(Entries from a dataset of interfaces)
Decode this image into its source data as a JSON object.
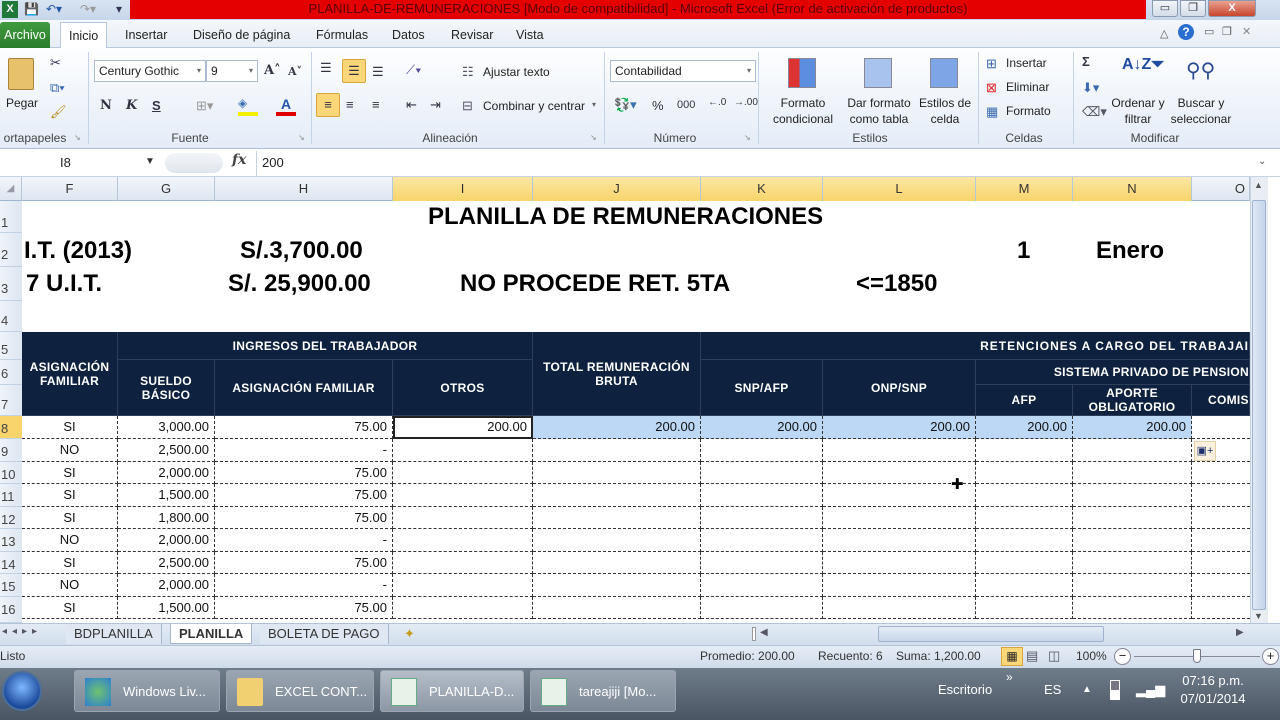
{
  "window": {
    "title": "PLANILLA-DE-REMUNERACIONES  [Modo de compatibilidad]  -  Microsoft Excel (Error de activación de productos)",
    "minimize": "▭",
    "restore": "❐",
    "close": "X"
  },
  "menu": {
    "tabs": [
      "Archivo",
      "Inicio",
      "Insertar",
      "Diseño de página",
      "Fórmulas",
      "Datos",
      "Revisar",
      "Vista"
    ]
  },
  "ribbon": {
    "clipboard": {
      "paste": "Pegar",
      "group": "ortapapeles"
    },
    "font": {
      "name": "Century Gothic",
      "size": "9",
      "bold": "N",
      "italic": "K",
      "underline": "S",
      "group": "Fuente"
    },
    "alignment": {
      "wrap": "Ajustar texto",
      "merge": "Combinar y centrar",
      "group": "Alineación"
    },
    "number": {
      "format": "Contabilidad",
      "percent": "%",
      "thousands": "000",
      "group": "Número"
    },
    "styles": {
      "conditional": "Formato condicional",
      "table": "Dar formato como tabla",
      "cell": "Estilos de celda",
      "group": "Estilos"
    },
    "cells": {
      "insert": "Insertar",
      "delete": "Eliminar",
      "format": "Formato",
      "group": "Celdas"
    },
    "edit": {
      "sum": "Σ",
      "sort": "Ordenar y filtrar",
      "find": "Buscar y seleccionar",
      "group": "Modificar"
    }
  },
  "formula_bar": {
    "cell_ref": "I8",
    "fx": "fx",
    "value": "200"
  },
  "columns": [
    "F",
    "G",
    "H",
    "I",
    "J",
    "K",
    "L",
    "M",
    "N",
    "O"
  ],
  "rows": [
    "1",
    "2",
    "3",
    "4",
    "5",
    "6",
    "7",
    "8",
    "9",
    "10",
    "11",
    "12",
    "13",
    "14",
    "15",
    "16"
  ],
  "sheet": {
    "title": "PLANILLA DE REMUNERACIONES",
    "uit_label": "I.T. (2013)",
    "uit_value": "S/.3,700.00",
    "uit7_label": "7 U.I.T.",
    "uit7_value": "S/. 25,900.00",
    "ret_label": "NO PROCEDE RET. 5TA",
    "ret_cond": "<=1850",
    "month_num": "1",
    "month_name": "Enero"
  },
  "headers": {
    "asig_familiar": "ASIGNACIÓN FAMILIAR",
    "ingresos": "INGRESOS DEL TRABAJADOR",
    "sueldo": "SUELDO BÁSICO",
    "asig_fam2": "ASIGNACIÓN FAMILIAR",
    "otros": "OTROS",
    "total": "TOTAL REMUNERACIÓN BRUTA",
    "retenciones": "RETENCIONES A CARGO DEL TRABAJAI",
    "snp_afp": "SNP/AFP",
    "onp_snp": "ONP/SNP",
    "sistema": "SISTEMA PRIVADO DE PENSION",
    "afp": "AFP",
    "aporte": "APORTE OBLIGATORIO",
    "comis": "COMIS"
  },
  "table_rows": [
    {
      "asig": "SI",
      "sueldo": "3,000.00",
      "asigfam": "75.00",
      "otros": "200.00",
      "total": "200.00",
      "snp": "200.00",
      "onp": "200.00",
      "afp": "200.00",
      "aporte": "200.00"
    },
    {
      "asig": "NO",
      "sueldo": "2,500.00",
      "asigfam": "-",
      "otros": "",
      "total": "",
      "snp": "",
      "onp": "",
      "afp": "",
      "aporte": ""
    },
    {
      "asig": "SI",
      "sueldo": "2,000.00",
      "asigfam": "75.00",
      "otros": "",
      "total": "",
      "snp": "",
      "onp": "",
      "afp": "",
      "aporte": ""
    },
    {
      "asig": "SI",
      "sueldo": "1,500.00",
      "asigfam": "75.00",
      "otros": "",
      "total": "",
      "snp": "",
      "onp": "",
      "afp": "",
      "aporte": ""
    },
    {
      "asig": "SI",
      "sueldo": "1,800.00",
      "asigfam": "75.00",
      "otros": "",
      "total": "",
      "snp": "",
      "onp": "",
      "afp": "",
      "aporte": ""
    },
    {
      "asig": "NO",
      "sueldo": "2,000.00",
      "asigfam": "-",
      "otros": "",
      "total": "",
      "snp": "",
      "onp": "",
      "afp": "",
      "aporte": ""
    },
    {
      "asig": "SI",
      "sueldo": "2,500.00",
      "asigfam": "75.00",
      "otros": "",
      "total": "",
      "snp": "",
      "onp": "",
      "afp": "",
      "aporte": ""
    },
    {
      "asig": "NO",
      "sueldo": "2,000.00",
      "asigfam": "-",
      "otros": "",
      "total": "",
      "snp": "",
      "onp": "",
      "afp": "",
      "aporte": ""
    },
    {
      "asig": "SI",
      "sueldo": "1,500.00",
      "asigfam": "75.00",
      "otros": "",
      "total": "",
      "snp": "",
      "onp": "",
      "afp": "",
      "aporte": ""
    }
  ],
  "sheet_tabs": [
    "BDPLANILLA",
    "PLANILLA",
    "BOLETA DE PAGO"
  ],
  "active_sheet": "PLANILLA",
  "status": {
    "mode": "Listo",
    "average": "Promedio:  200.00",
    "count": "Recuento: 6",
    "sum": "Suma:  1,200.00",
    "zoom": "100%",
    "zoom_level_percent": 100
  },
  "taskbar": {
    "items": [
      "Windows Liv...",
      "EXCEL CONT...",
      "PLANILLA-D...",
      "tareajiji  [Mo..."
    ],
    "desktop": "Escritorio",
    "lang": "ES",
    "time": "07:16 p.m.",
    "date": "07/01/2014"
  },
  "colors": {
    "title_bar": "#e50000",
    "header_fill": "#0e213e",
    "selection": "#bcd8f5",
    "active_header": "#f8d46a",
    "archivo_tab": "#2b7d2b"
  }
}
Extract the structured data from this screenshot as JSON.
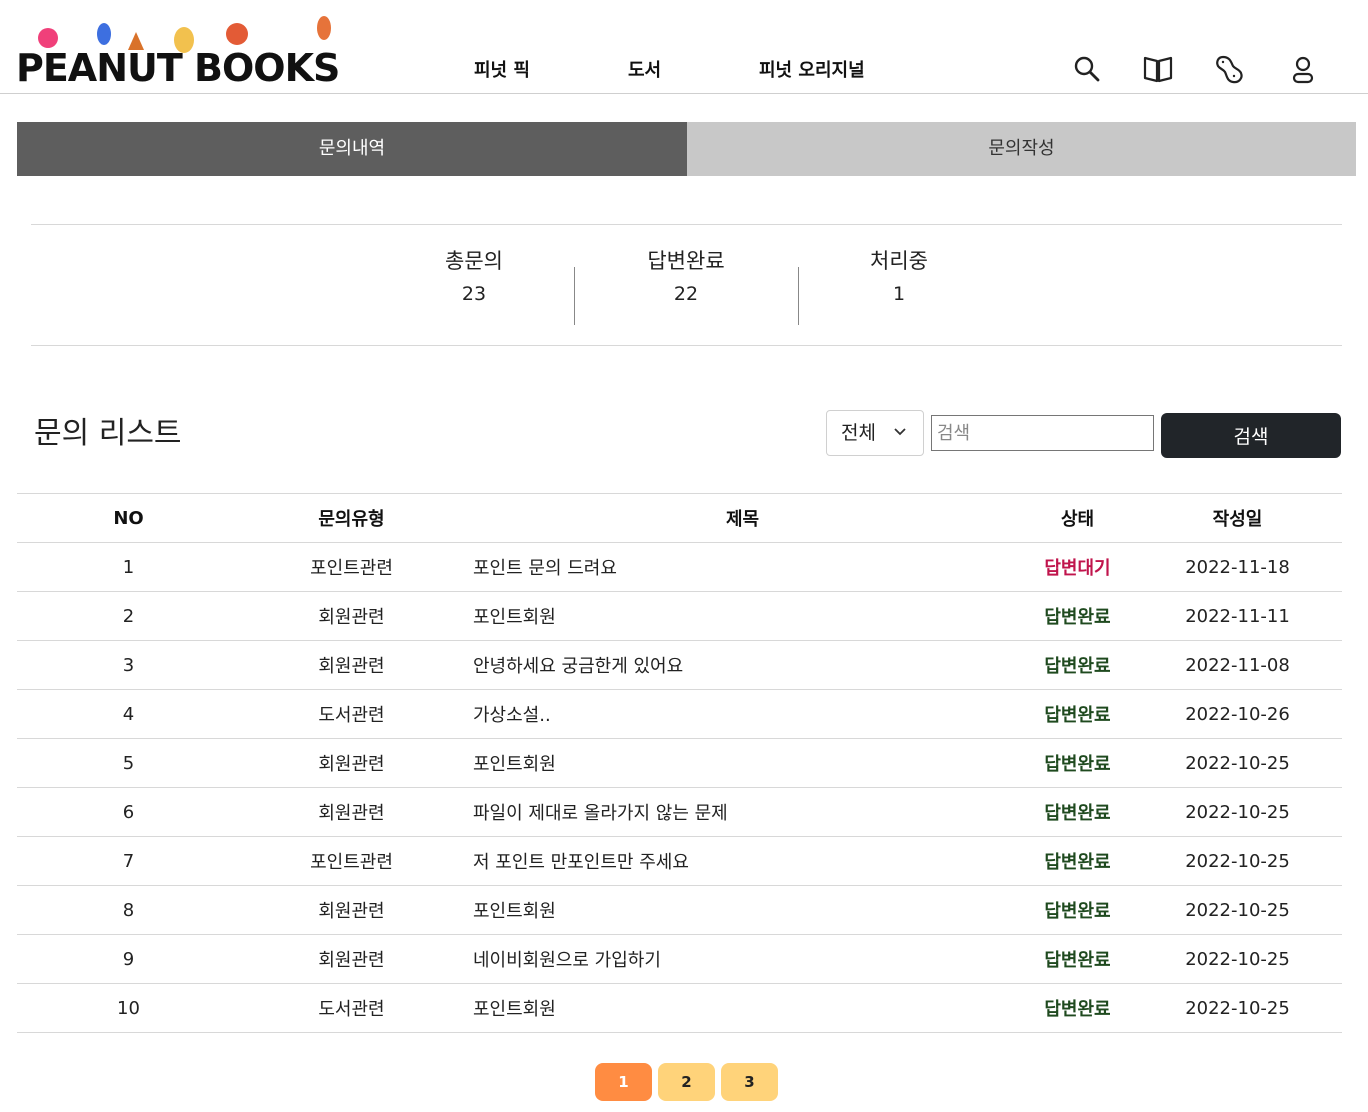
{
  "header": {
    "logo_text": "PEANUT BOOKS",
    "nav": [
      "피넛 픽",
      "도서",
      "피넛 오리지널"
    ],
    "icons": [
      "search-icon",
      "book-icon",
      "peanut-icon",
      "user-icon"
    ]
  },
  "tabs": {
    "active": "문의내역",
    "inactive": "문의작성"
  },
  "stats": [
    {
      "label": "총문의",
      "value": "23"
    },
    {
      "label": "답변완료",
      "value": "22"
    },
    {
      "label": "처리중",
      "value": "1"
    }
  ],
  "list": {
    "title": "문의 리스트",
    "filter_selected": "전체",
    "search_placeholder": "검색",
    "search_button": "검색"
  },
  "table": {
    "headers": [
      "NO",
      "문의유형",
      "제목",
      "상태",
      "작성일"
    ],
    "rows": [
      {
        "no": "1",
        "type": "포인트관련",
        "title": "포인트 문의 드려요",
        "status": "답변대기",
        "date": "2022-11-18"
      },
      {
        "no": "2",
        "type": "회원관련",
        "title": "포인트회원",
        "status": "답변완료",
        "date": "2022-11-11"
      },
      {
        "no": "3",
        "type": "회원관련",
        "title": "안녕하세요 궁금한게 있어요",
        "status": "답변완료",
        "date": "2022-11-08"
      },
      {
        "no": "4",
        "type": "도서관련",
        "title": "가상소설..",
        "status": "답변완료",
        "date": "2022-10-26"
      },
      {
        "no": "5",
        "type": "회원관련",
        "title": "포인트회원",
        "status": "답변완료",
        "date": "2022-10-25"
      },
      {
        "no": "6",
        "type": "회원관련",
        "title": "파일이 제대로 올라가지 않는 문제",
        "status": "답변완료",
        "date": "2022-10-25"
      },
      {
        "no": "7",
        "type": "포인트관련",
        "title": "저 포인트 만포인트만 주세요",
        "status": "답변완료",
        "date": "2022-10-25"
      },
      {
        "no": "8",
        "type": "회원관련",
        "title": "포인트회원",
        "status": "답변완료",
        "date": "2022-10-25"
      },
      {
        "no": "9",
        "type": "회원관련",
        "title": "네이비회원으로 가입하기",
        "status": "답변완료",
        "date": "2022-10-25"
      },
      {
        "no": "10",
        "type": "도서관련",
        "title": "포인트회원",
        "status": "답변완료",
        "date": "2022-10-25"
      }
    ]
  },
  "status_colors": {
    "답변대기": "#c0144c",
    "답변완료": "#1f4a1f"
  },
  "pagination": {
    "pages": [
      "1",
      "2",
      "3"
    ],
    "current": "1",
    "active_color": "#ff8c42",
    "inactive_color": "#ffd37a"
  }
}
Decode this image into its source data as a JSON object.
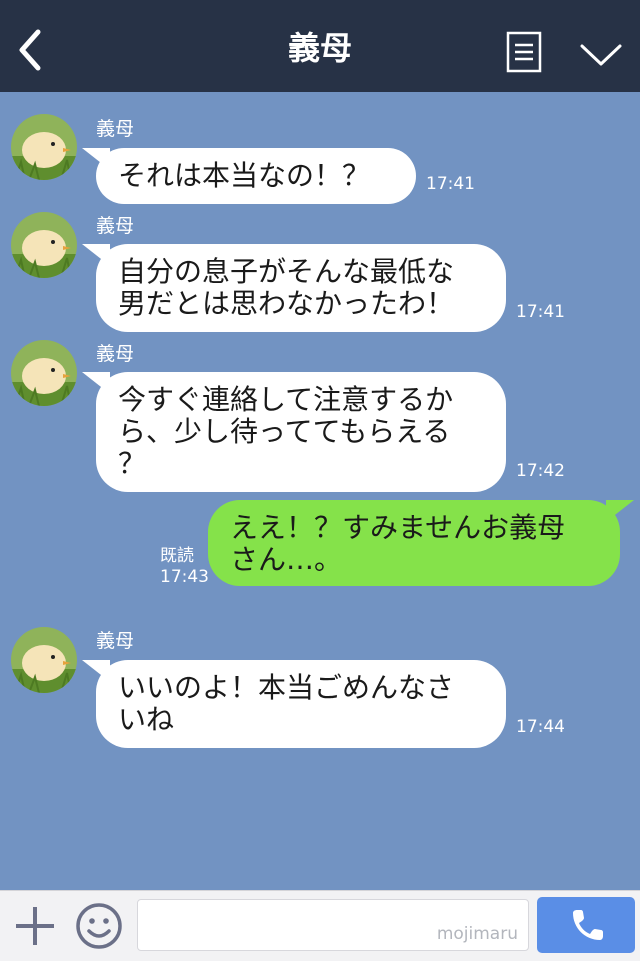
{
  "header": {
    "title": "義母",
    "background": "#273246"
  },
  "chat": {
    "background": "#7293c2",
    "messages": [
      {
        "from": "other",
        "sender": "義母",
        "lines": [
          "それは本当なの！？"
        ],
        "time": "17:41"
      },
      {
        "from": "other",
        "sender": "義母",
        "lines": [
          "自分の息子がそんな最低な",
          "男だとは思わなかったわ！"
        ],
        "time": "17:41"
      },
      {
        "from": "other",
        "sender": "義母",
        "lines": [
          "今すぐ連絡して注意するか",
          "ら、少し待っててもらえる",
          "？"
        ],
        "time": "17:42"
      },
      {
        "from": "me",
        "read": "既読",
        "lines": [
          "ええ！？すみませんお義母",
          "さん…。"
        ],
        "time": "17:43"
      },
      {
        "from": "other",
        "sender": "義母",
        "lines": [
          "いいのよ！本当ごめんなさ",
          "いね"
        ],
        "time": "17:44"
      }
    ]
  },
  "bottom_bar": {
    "input_value": "",
    "watermark": "mojimaru",
    "call_color": "#5a8ee6",
    "my_bubble_color": "#85e24a"
  },
  "icons": [
    "back-icon",
    "menu-icon",
    "chevron-down-icon",
    "plus-icon",
    "emoji-icon",
    "phone-icon",
    "chick-avatar"
  ]
}
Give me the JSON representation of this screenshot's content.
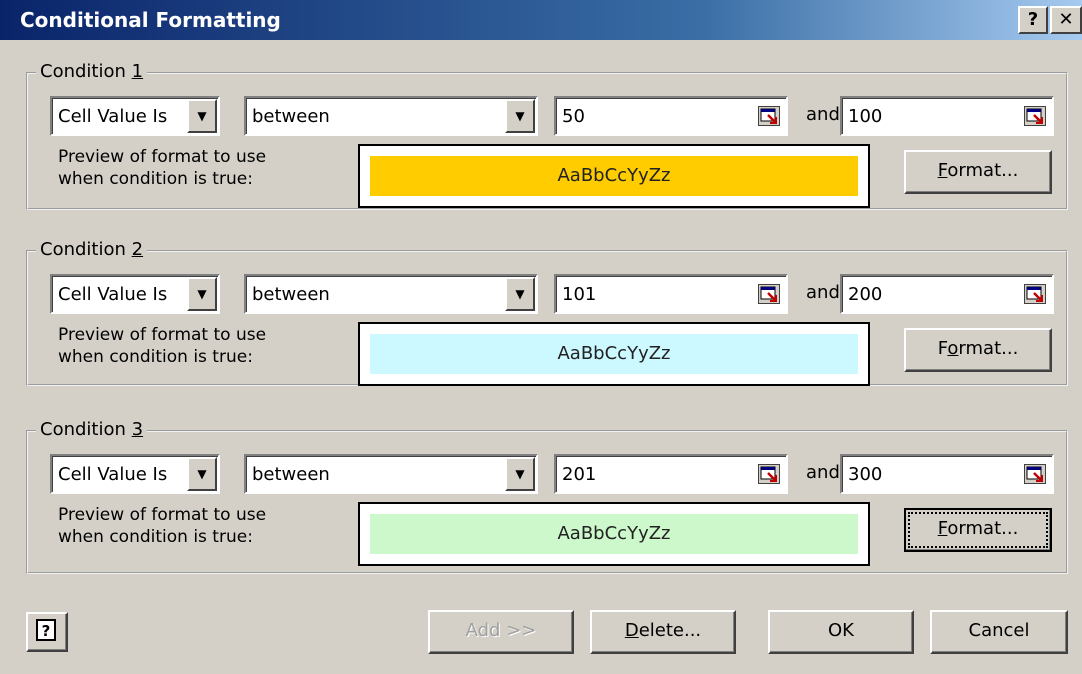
{
  "window": {
    "title": "Conditional Formatting",
    "help_glyph": "?",
    "close_glyph": "✕"
  },
  "conditions": [
    {
      "label_prefix": "Condition ",
      "label_key": "1",
      "type": "Cell Value Is",
      "operator": "between",
      "value1": "50",
      "and_label": "and",
      "value2": "100",
      "preview_label_1": "Preview of format to use",
      "preview_label_2": "when condition is true:",
      "preview_text": "AaBbCcYyZz",
      "preview_color": "#ffcc00",
      "format_key": "F",
      "format_rest": "ormat..."
    },
    {
      "label_prefix": "Condition ",
      "label_key": "2",
      "type": "Cell Value Is",
      "operator": "between",
      "value1": "101",
      "and_label": "and",
      "value2": "200",
      "preview_label_1": "Preview of format to use",
      "preview_label_2": "when condition is true:",
      "preview_text": "AaBbCcYyZz",
      "preview_color": "#ccf8ff",
      "format_pre": "F",
      "format_key": "o",
      "format_rest": "rmat..."
    },
    {
      "label_prefix": "Condition ",
      "label_key": "3",
      "type": "Cell Value Is",
      "operator": "between",
      "value1": "201",
      "and_label": "and",
      "value2": "300",
      "preview_label_1": "Preview of format to use",
      "preview_label_2": "when condition is true:",
      "preview_text": "AaBbCcYyZz",
      "preview_color": "#ccf8cc",
      "format_key": "F",
      "format_rest": "ormat..."
    }
  ],
  "footer": {
    "add_label": "Add >>",
    "delete_key": "D",
    "delete_rest": "elete...",
    "ok_label": "OK",
    "cancel_label": "Cancel"
  }
}
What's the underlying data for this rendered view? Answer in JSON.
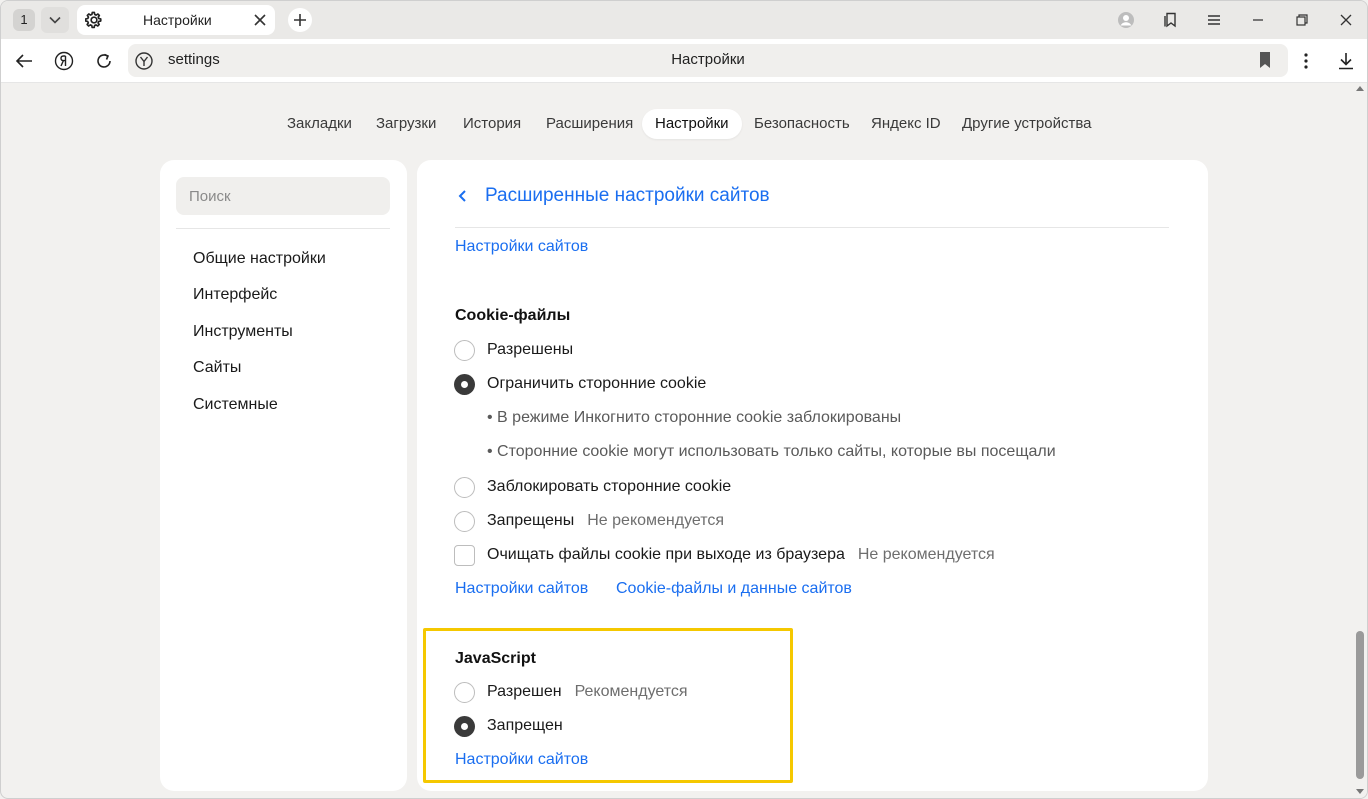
{
  "tabstrip": {
    "tab_count": "1",
    "active_tab_title": "Настройки"
  },
  "toolbar": {
    "url": "settings",
    "page_title": "Настройки"
  },
  "topnav": {
    "items": [
      {
        "label": "Закладки"
      },
      {
        "label": "Загрузки"
      },
      {
        "label": "История"
      },
      {
        "label": "Расширения"
      },
      {
        "label": "Настройки",
        "active": true
      },
      {
        "label": "Безопасность"
      },
      {
        "label": "Яндекс ID"
      },
      {
        "label": "Другие устройства"
      }
    ]
  },
  "sidebar": {
    "search_placeholder": "Поиск",
    "items": [
      {
        "label": "Общие настройки"
      },
      {
        "label": "Интерфейс"
      },
      {
        "label": "Инструменты"
      },
      {
        "label": "Сайты"
      },
      {
        "label": "Системные"
      }
    ]
  },
  "panel": {
    "title": "Расширенные настройки сайтов",
    "top_link": "Настройки сайтов",
    "cookies": {
      "heading": "Cookie-файлы",
      "options": [
        {
          "label": "Разрешены",
          "checked": false
        },
        {
          "label": "Ограничить сторонние cookie",
          "checked": true
        },
        {
          "label": "Заблокировать сторонние cookie",
          "checked": false
        },
        {
          "label": "Запрещены",
          "note": "Не рекомендуется",
          "checked": false
        }
      ],
      "bullets": [
        "• В режиме Инкогнито сторонние cookie заблокированы",
        "• Сторонние cookie могут использовать только сайты, которые вы посещали"
      ],
      "clear_on_exit": {
        "label": "Очищать файлы cookie при выходе из браузера",
        "note": "Не рекомендуется",
        "checked": false
      },
      "links": [
        "Настройки сайтов",
        "Cookie-файлы и данные сайтов"
      ]
    },
    "javascript": {
      "heading": "JavaScript",
      "options": [
        {
          "label": "Разрешен",
          "note": "Рекомендуется",
          "checked": false
        },
        {
          "label": "Запрещен",
          "checked": true
        }
      ],
      "link": "Настройки сайтов"
    }
  },
  "colors": {
    "accent_link": "#1a6ef0",
    "highlight_frame": "#f5c800"
  }
}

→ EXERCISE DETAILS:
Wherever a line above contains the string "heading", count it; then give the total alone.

→ YOUR SOLUTION:
2